Exercise input:
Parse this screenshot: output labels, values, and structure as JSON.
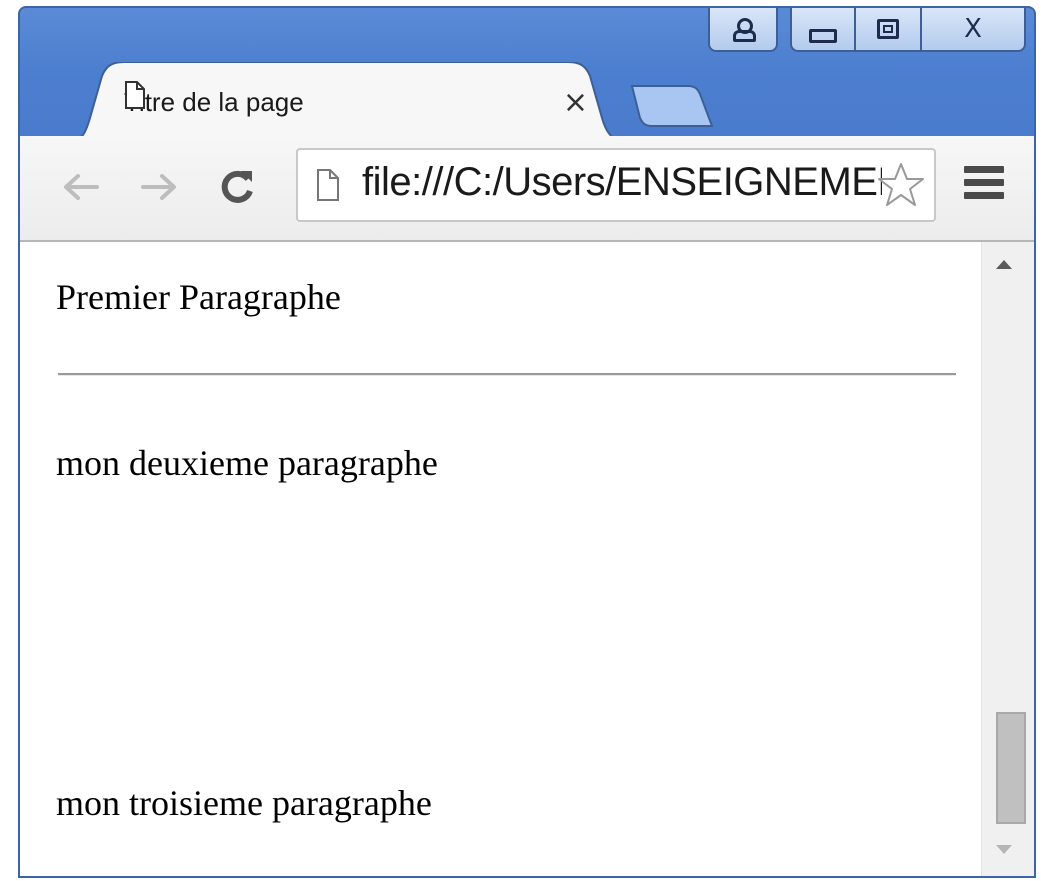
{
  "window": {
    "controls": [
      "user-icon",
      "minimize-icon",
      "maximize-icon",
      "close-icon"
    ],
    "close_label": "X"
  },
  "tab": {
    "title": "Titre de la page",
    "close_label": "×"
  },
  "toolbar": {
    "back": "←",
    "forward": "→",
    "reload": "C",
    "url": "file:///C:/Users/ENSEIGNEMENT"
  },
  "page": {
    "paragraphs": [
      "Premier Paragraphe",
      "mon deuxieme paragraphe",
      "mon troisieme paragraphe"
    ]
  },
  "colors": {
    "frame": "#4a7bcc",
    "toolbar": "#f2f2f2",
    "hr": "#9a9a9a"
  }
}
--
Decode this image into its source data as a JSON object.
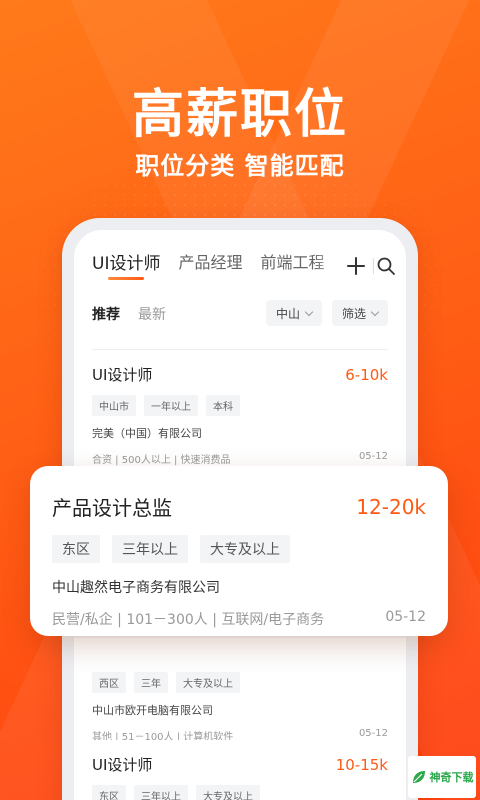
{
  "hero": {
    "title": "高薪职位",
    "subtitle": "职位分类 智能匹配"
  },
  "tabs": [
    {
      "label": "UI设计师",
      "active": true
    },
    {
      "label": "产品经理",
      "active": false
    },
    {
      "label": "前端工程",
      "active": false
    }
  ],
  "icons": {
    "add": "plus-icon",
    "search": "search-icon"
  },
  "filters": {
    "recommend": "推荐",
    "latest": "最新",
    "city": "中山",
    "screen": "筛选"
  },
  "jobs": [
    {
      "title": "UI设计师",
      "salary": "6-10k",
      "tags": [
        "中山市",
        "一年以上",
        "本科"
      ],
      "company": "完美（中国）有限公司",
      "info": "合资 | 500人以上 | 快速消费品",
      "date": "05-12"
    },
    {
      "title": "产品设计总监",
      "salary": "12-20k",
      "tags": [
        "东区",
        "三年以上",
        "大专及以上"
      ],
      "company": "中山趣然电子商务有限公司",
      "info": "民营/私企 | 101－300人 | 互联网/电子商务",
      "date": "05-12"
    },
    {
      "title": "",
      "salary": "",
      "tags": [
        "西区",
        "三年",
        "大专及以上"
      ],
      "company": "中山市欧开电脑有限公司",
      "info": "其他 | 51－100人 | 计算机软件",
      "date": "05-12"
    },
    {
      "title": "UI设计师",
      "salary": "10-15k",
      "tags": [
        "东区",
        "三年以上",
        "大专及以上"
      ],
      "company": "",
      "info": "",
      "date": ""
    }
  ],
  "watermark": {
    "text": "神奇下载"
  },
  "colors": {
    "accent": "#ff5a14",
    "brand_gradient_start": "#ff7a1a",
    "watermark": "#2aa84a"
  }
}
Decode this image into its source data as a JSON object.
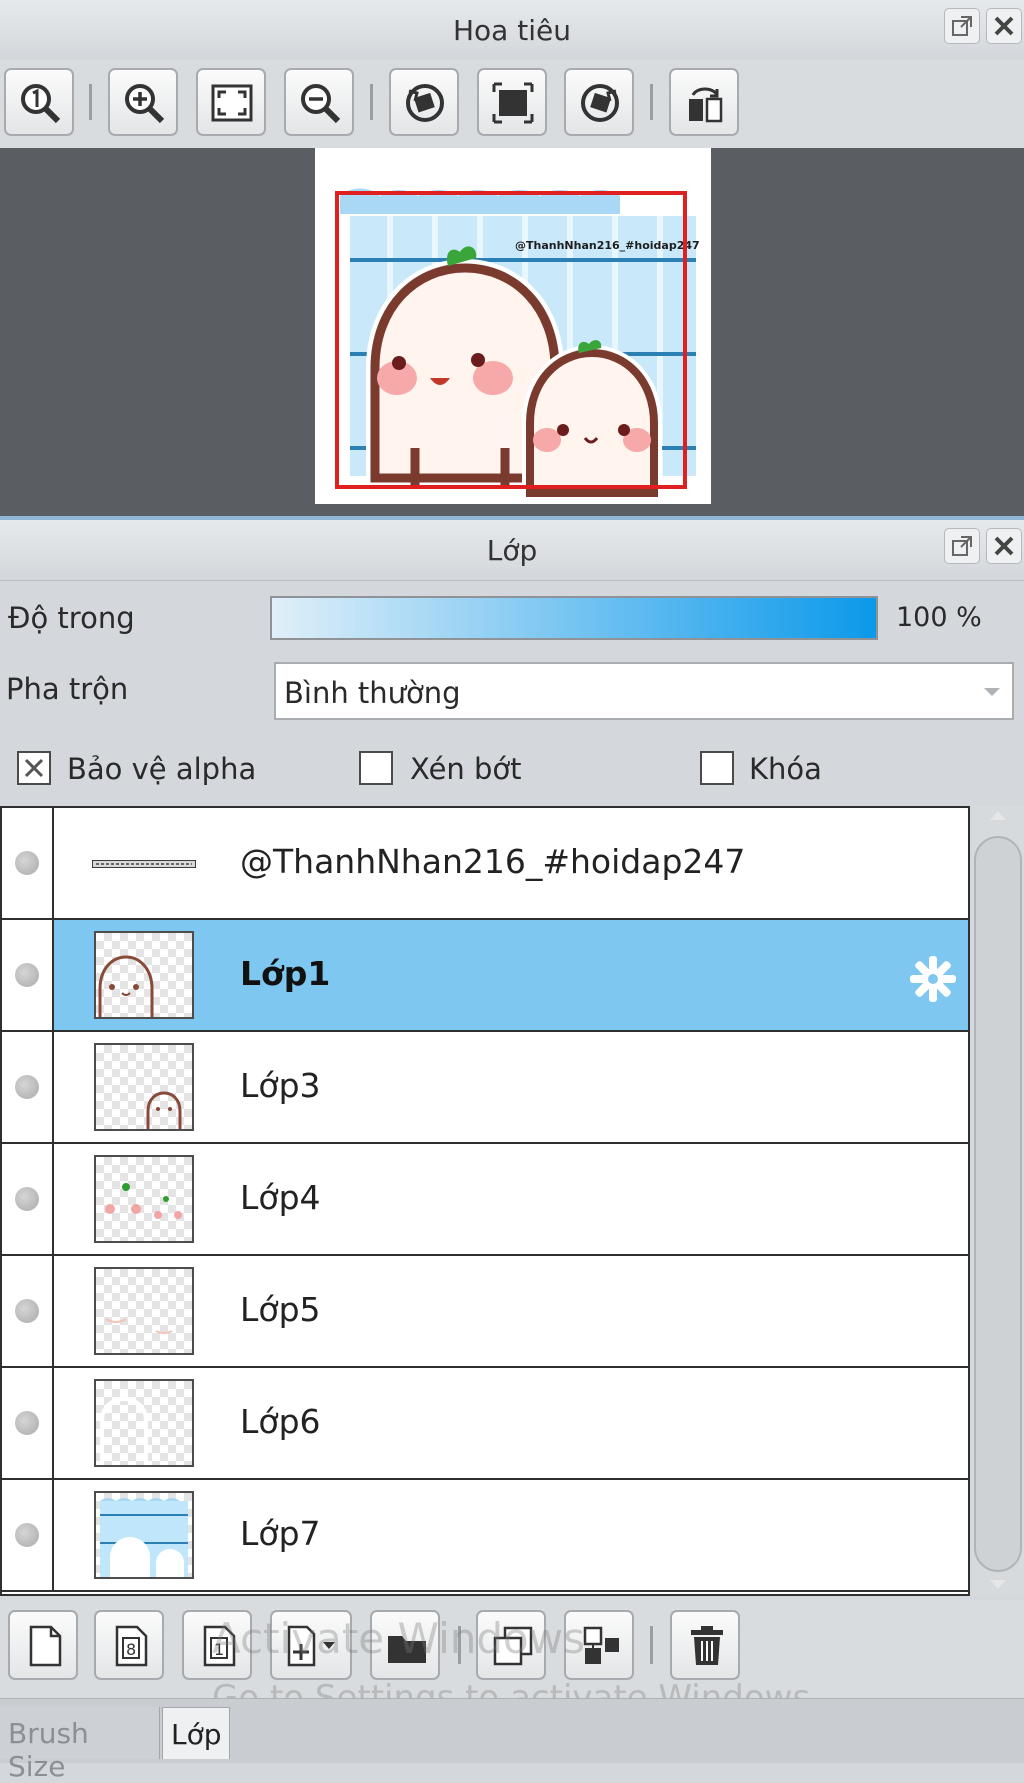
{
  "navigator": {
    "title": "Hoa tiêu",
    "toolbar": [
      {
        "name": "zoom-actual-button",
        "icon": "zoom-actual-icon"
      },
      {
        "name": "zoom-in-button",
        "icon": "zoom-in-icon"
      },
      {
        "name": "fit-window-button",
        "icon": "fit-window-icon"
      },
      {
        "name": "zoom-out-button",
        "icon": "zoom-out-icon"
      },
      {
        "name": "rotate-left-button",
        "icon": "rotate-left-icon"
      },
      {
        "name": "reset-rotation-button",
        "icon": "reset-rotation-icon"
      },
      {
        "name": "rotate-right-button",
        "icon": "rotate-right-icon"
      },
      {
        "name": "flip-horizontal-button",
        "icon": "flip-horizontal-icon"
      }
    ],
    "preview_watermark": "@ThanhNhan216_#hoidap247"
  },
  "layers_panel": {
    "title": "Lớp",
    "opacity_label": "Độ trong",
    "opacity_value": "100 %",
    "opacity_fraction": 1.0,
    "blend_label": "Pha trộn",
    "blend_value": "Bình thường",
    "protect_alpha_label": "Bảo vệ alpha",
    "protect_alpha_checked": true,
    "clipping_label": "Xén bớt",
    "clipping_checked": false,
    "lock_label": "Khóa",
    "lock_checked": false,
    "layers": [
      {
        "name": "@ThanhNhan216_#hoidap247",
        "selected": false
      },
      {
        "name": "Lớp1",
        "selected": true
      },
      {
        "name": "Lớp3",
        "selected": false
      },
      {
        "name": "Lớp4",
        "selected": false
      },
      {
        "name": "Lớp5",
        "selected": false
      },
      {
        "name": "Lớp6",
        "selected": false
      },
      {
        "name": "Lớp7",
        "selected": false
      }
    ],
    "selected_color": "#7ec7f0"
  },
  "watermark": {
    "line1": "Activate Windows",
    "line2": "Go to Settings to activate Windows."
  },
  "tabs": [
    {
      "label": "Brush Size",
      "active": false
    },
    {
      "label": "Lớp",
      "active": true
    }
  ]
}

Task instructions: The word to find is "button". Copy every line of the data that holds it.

Result:
        "name": "zoom-actual-button",
        "name": "zoom-in-button",
        "name": "fit-window-button",
        "name": "zoom-out-button",
        "name": "rotate-left-button",
        "name": "reset-rotation-button",
        "name": "rotate-right-button",
        "name": "flip-horizontal-button",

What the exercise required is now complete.